Subscribe to the City of Stories newsletter
By subscribing you will be added to our Newsletter mailing list.
Or how to practice for the Norwich 10k, if you’re familiar with the Norfolk accent.
Having moved here from the midlands, I can confidently say that the Norfolk accent and dialect is a pretty unique one. A friend of mine got married at Hautbois Hall in 2016, and I honestly didn’t know it was pronounced ‘Hobbis’ until about a week ago (although I do think that the moniker they gave their best men – ‘the hot boys of Hautbois’ is still particularly ingenious). Since then I have also learnt how to pronounce more localities: Costessey is said ‘cossy’, Happisburgh is ‘haze-bruh’, Wymondham is ‘wind-ham’, and Postwick is actually ‘pozzick’.
Norfolk – on a limb on the east of England – is a place that by its very geography has been heavily influenced by a long history of European settlers, which perhaps accounts for its unique linguistic identity. Travel around the county and you’ll likely encounter one of many ‘hams’ – Dereham, Stalham, Sheringham, Waxham and so on. Around the coast you’ll find ‘tons’: Morston, Bacton and Winterton.
Going back all the way to about 450AD, and for settlers arriving by the North Sea, ‘ham‘ meant ‘home’. In Sheringham’s case, the town’s name is derived from being the home (ham) of the ing (or ‘people of”) of Scira. So altogether the town’s name means ‘the village of Scira’s people’.
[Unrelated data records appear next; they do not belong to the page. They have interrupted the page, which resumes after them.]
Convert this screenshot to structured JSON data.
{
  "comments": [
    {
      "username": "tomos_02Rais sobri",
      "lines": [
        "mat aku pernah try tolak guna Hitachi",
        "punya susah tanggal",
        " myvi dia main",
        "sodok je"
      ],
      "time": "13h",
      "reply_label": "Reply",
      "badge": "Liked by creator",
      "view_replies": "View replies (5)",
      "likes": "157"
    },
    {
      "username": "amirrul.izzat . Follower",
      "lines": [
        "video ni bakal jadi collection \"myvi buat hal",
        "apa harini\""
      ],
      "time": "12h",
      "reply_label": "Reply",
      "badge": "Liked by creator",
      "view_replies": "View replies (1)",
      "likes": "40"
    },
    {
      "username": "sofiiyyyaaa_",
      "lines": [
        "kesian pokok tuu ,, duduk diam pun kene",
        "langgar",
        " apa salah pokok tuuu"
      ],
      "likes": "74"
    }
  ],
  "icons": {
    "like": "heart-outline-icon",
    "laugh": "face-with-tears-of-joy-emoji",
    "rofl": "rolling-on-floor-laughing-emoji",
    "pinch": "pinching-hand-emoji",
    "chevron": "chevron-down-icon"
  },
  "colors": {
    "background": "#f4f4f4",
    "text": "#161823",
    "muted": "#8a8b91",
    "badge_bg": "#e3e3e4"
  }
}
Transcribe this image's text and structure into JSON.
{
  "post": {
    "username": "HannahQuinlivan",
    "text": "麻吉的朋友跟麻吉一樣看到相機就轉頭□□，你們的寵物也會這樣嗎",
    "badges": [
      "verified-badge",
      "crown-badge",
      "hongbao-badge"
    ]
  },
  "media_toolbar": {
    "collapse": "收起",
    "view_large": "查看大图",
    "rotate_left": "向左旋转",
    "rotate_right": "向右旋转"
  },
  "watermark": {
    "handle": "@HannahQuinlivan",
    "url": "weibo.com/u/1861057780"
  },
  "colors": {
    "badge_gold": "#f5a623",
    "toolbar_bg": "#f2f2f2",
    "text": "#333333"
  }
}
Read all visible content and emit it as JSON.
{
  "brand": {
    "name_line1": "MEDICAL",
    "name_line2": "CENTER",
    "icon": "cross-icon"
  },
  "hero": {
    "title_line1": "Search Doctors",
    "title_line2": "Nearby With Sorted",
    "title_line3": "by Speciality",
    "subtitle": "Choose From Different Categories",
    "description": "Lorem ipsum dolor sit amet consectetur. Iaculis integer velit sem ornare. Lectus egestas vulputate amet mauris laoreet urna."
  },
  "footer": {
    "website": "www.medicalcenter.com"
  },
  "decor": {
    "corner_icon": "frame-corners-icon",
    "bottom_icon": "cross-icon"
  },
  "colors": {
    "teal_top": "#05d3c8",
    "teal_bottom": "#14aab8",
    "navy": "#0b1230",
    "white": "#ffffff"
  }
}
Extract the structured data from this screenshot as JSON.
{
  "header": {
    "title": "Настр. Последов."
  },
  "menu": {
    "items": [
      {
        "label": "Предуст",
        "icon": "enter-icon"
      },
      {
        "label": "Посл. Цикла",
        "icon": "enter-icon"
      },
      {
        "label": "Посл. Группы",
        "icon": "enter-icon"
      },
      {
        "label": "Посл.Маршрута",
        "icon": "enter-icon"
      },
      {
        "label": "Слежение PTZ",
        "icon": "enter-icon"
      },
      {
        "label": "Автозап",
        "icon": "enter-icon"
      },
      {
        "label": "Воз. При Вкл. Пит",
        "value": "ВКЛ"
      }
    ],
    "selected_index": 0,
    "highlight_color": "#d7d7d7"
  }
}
Back to Norfolk’s ‘ton’ villages and from the same settlers, ton comes from their word ‘tun’, which meant ‘homestead’. Winterton was the village where local people lived in the winter, and you’ll find Somerton just down the road.
Since then, Norfolk’s vocabulary and accent has been influenced by Danish Vikings, the French Normans, The Romany from India and the Dutch Strangers. In fact, by 1579, 37% of Norwich’s 16,236 inhabitants were native speakers of Dutch or French! The Dutch influence can still be seen very clearly here in Norwich, where we have Plains instead of Squares; a legacy from the Dutch ‘plein’. You can find Bank Plain, St Andrews Plain and Brazen Plain, to name a few.
Not only is the Norfolk accent one of a kind, but there is also a vocabulary here that you won’t hear anywhere else. Here’s a brief list of some other Norfolk-isms.
‘Ass rainen – “it seems to be drizzling outside”
Bishybarnybee – A ladybird, would you believe. Comes from ‘Bishop Bonner’s bee’. Bishop Bonner, from Dereham, was an infamous burner of protestant martyrs during the reign of Queen Mary.
Dickey – A donkey! The original word for this majestic creature was ‘ass’, but changes in the English language made the pronunciation of this word dangerously close to the word ‘arse’. This led to a whole load of euphemisms being used instead, most of them derived from men’s names: Donkey comes from Duncan; in Scotland a Cuddy comes from Cuthbert; you might have heard Neddy which comes from Edward, and of course Dickey is from Richard.
Dodman – a snail. Nobody’s quite sure why.
Gret – great. “Thass a gret ole lobsta yew’re get there bor!”, or “my, what a big lobster that is Sir”.
Sosh – ‘On the sosh’ means not straight. People here also say ‘on the huh’ for the same thing – that was pretty baffling the first time I heard it.
Norfolk is a truly wonderful place, with an eclectic history that has made it the place it is today. You can find out more about the mysterious Strangers who arrived here in the 16th century, at Strangers’ Hall on Norwich’s Charing Cross, and The Museum of Norwich at the Bridewell is a fantastic place to visit if you’re interested in how ‘Norridge’ came to be; it’s been recently refurbished so there’s loads of interactive exhibits to get involved with.
Or if you fancy going out and about and discovering Norfolk for yourself, you could take a trip to beautiful market town Wymondham, where you can visit their amazing Abbey for free, or head up to the north of the county to Burnham Overy-Staithe; a beautiful winding village by the sea, complete with pubs and a wintery walk down to the beach.